Thursday, 19 March 2015

Another Med Gull at Shawell

My dinner time stop off at Shawell on Wednesday was good again this week. Amongst about a thousand Black-headed Gulls was another new adult Mediterranean Gull. 

My sightings of Mediterranean Gulls at Shawell So far in 2015:

·         Adult, near full summer plumage, February 17th (un-ringed)
·      Adult, near full summer-plumage, February 25th (Polish colour-ring)
·      Adult, near full summer-plumage, March 14th (un-ringed)
·      Second-winter, March 14th
·      Adult, full summer-plumage, March 18th (Polish colour-ring, different to one on February 25th)


Mediterranean Gull at Shawell A5 Lagoons, 18/03/15

Saturday, 14 March 2015

Iceland and Mediterranean Gulls

Today was a funny one as far as the gulls at Shawell are concerned.
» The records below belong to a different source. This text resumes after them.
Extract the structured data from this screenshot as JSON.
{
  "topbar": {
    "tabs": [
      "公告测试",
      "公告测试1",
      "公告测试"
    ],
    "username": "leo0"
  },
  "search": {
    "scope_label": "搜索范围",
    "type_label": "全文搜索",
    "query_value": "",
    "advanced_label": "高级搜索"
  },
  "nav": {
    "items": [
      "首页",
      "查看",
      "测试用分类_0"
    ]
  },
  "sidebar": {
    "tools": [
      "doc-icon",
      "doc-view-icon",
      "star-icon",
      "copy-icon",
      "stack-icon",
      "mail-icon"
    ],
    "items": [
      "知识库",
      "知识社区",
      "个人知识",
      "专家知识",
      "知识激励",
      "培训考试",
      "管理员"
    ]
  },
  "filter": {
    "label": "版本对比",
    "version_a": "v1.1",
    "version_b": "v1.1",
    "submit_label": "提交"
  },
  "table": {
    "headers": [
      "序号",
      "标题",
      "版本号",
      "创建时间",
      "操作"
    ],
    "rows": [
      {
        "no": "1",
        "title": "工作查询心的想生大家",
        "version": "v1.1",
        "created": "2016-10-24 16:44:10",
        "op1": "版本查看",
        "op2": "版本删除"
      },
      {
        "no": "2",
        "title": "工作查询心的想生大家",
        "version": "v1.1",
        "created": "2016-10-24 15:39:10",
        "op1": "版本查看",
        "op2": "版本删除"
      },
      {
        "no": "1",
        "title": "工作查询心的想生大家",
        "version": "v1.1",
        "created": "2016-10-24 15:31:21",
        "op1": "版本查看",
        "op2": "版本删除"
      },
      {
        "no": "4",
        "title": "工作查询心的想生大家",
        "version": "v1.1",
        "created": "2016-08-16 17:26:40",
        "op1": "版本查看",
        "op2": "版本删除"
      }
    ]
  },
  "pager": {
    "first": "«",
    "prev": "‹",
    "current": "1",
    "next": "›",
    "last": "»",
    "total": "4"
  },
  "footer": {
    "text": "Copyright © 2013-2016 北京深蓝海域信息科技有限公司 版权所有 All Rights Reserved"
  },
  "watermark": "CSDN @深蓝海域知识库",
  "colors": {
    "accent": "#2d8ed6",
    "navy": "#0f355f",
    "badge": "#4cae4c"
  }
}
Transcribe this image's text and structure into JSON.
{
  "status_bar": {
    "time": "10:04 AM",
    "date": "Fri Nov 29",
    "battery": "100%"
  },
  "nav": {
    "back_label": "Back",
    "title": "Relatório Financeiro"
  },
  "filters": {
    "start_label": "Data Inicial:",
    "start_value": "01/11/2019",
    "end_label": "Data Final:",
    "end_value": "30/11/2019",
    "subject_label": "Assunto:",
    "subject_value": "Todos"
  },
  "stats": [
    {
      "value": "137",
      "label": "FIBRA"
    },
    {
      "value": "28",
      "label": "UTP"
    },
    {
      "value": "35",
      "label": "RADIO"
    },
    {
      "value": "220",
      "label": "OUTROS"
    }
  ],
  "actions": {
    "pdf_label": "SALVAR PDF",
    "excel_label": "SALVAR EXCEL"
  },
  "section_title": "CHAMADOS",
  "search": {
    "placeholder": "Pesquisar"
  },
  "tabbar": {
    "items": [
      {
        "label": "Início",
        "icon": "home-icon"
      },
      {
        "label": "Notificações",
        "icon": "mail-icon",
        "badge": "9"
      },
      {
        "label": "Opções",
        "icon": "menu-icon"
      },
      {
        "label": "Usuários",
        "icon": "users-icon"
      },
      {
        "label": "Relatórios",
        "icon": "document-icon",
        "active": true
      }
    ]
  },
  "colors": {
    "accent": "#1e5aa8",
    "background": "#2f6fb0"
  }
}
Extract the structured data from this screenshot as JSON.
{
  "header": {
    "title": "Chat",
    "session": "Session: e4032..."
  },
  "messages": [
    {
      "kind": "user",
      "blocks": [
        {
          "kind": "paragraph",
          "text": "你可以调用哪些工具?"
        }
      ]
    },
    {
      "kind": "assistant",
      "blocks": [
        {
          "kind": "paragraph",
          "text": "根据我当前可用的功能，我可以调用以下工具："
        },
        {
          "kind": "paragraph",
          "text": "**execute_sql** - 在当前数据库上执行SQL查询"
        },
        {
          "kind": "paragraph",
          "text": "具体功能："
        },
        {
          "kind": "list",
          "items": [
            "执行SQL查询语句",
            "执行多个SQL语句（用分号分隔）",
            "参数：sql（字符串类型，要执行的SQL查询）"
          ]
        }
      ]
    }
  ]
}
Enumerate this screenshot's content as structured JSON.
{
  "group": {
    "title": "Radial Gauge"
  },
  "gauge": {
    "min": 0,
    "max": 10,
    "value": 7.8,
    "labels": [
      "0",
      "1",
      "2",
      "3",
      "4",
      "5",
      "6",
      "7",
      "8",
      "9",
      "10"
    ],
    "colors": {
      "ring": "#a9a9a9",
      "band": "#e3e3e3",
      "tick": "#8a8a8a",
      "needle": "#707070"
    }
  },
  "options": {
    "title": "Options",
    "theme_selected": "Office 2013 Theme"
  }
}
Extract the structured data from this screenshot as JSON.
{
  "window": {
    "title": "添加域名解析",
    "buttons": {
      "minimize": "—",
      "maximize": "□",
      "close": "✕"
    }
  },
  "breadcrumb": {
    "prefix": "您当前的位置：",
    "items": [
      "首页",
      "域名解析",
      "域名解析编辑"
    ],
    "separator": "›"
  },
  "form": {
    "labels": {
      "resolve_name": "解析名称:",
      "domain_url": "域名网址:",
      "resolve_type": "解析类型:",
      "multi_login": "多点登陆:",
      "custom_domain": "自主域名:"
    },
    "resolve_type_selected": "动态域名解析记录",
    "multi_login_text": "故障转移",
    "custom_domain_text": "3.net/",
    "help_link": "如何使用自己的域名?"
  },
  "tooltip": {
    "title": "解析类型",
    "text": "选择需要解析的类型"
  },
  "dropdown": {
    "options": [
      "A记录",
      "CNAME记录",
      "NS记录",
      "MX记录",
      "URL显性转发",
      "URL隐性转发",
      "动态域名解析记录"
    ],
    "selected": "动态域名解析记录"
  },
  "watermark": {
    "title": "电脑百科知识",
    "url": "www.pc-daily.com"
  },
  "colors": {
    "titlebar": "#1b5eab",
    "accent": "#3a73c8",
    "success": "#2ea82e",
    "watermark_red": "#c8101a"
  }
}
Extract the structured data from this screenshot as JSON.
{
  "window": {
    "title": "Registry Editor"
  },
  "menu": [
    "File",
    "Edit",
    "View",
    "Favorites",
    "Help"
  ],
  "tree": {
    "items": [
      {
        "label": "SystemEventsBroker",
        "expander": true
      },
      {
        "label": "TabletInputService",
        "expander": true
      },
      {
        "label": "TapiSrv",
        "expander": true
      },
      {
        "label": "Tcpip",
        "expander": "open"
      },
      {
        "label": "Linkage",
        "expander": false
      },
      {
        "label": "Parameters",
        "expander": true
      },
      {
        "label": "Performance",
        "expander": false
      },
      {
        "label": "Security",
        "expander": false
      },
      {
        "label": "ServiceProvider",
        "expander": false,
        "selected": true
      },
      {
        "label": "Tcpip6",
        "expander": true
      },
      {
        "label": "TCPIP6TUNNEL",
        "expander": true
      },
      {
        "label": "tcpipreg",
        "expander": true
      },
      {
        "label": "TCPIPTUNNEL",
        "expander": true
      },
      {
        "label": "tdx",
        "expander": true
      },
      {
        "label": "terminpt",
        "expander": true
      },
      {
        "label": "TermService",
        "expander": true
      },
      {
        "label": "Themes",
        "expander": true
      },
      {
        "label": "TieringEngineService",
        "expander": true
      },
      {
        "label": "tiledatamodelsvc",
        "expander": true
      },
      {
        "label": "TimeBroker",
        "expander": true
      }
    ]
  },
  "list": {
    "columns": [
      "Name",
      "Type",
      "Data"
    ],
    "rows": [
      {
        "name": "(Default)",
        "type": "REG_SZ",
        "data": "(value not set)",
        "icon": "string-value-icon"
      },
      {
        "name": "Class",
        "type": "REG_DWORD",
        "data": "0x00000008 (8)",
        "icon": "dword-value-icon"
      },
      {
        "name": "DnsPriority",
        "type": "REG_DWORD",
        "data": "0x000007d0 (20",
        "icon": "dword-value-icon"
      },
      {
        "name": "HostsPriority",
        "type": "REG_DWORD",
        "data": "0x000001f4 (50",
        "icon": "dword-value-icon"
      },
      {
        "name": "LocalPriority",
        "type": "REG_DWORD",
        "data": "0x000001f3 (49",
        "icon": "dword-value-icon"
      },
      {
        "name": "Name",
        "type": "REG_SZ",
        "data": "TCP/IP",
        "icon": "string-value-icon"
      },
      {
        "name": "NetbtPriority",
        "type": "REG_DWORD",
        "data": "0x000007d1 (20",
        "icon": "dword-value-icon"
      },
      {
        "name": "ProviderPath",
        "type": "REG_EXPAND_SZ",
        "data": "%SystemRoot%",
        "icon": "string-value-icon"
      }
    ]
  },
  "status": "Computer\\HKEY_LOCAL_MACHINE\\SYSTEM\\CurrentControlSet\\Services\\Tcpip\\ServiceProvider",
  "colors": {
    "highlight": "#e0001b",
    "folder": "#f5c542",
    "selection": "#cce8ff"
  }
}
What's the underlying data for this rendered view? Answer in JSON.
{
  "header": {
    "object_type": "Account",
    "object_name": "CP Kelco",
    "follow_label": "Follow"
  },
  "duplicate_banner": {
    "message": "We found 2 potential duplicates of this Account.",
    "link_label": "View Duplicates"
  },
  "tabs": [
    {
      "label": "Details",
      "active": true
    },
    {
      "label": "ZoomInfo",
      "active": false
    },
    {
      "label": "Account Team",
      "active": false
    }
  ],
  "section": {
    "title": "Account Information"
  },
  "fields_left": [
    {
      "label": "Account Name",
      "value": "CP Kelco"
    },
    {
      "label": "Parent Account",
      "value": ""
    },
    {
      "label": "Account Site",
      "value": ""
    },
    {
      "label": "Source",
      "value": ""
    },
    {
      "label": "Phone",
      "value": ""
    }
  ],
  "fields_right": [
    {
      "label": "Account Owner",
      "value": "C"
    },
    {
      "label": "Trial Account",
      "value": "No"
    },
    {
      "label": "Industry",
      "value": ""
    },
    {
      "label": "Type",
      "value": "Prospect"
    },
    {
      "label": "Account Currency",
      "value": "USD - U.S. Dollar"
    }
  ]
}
I called at the landfill site first thing, but it was deserted. No gulls and no rubbish trucks. It would appear that they are capping the area that has been used recently. This usually results in a lack of gulls as they drift off elsewhere in search of a meal.

At the lagoons by the A5 there was actually a reasonable collection of gulls, although not as many as normal. I scanned through the gulls on the far shore and quickly came upon a sleeping 'white-winged gull' It was clearly a juvenile Iceland Gull, but one that was shy, as it didn't want to lift its head up. I eventually got a photo showing its head to confirm it was an Iceland Gull. 

Juvenile Iceland Gull, Shawell A5 Lagoons


Juvenile Iceland Gull, Shawell A5 Lagoons


It wasn't long before the gulls got disturbed by some invisible foe and most of them flew away northwards. Many of the smaller gulls quickly returned and amongst them was an adult Mediterranean Gull. Later on I spotted a different Mediterranean Gull. This one was a sub-adult with only a very small dark patch on just one primary feather - the rest of the primaries were white like an adult.


Adult Mediterranean Gull, Shawell A5 Lagoons

Weekdays are often better for seeing large numbers of gulls at Shawell and during my brief Wednesday lunchtime session I spotted a smart looking first-winter Caspian Gull. I managed to get a bit of video of it feeding amongst the rubbish. It was quite a pale one, which is quite common at this time of year. The mantle was very silvery grey.


First-winter Caspian Gull, Cotesbach Landfill Site







Thursday, 12 March 2015

Retrospective Colour-Ring Reading

I noticed a group of gulls having a cheeky wash and brush-up in the swimming pool below our hotel room. A staff member decided to chase them off and they started to circle around in front of my balcony. My camera was to hand, so I blasted off a few images. Checking through the images later on, I was surprised to see that one of them was colour-ringed and the code was readable. It turned out that it had been ringed on the Isle of Pladda, Isle of Arran, Ayrshire, Scotland as a chick last summer.


Lesser Black-backed Gull, Agadir, Morocco - 5W1:C

Wednesday, 11 March 2015

Pictures From the Desert

Our trip to Morocco coincided with the right conditions for flowers to bloom. Snow lying on the ground in the desert the week before our arrival, was obviously the catalyst for this. I checked the altitude with my GPS and was surprised that even though we were on flat ground, we were actually higher than Britain's highest mountain. According to our Moroccan guide, seeing so many wild flowers in this part of the world is a rare event.

The Desert in Bloom

A Type of Broomrape






The Suns Coming Up

The Snowy Peaks of The High Atlas Mountains

Camel
It's Cold in the Desert in the Early Morning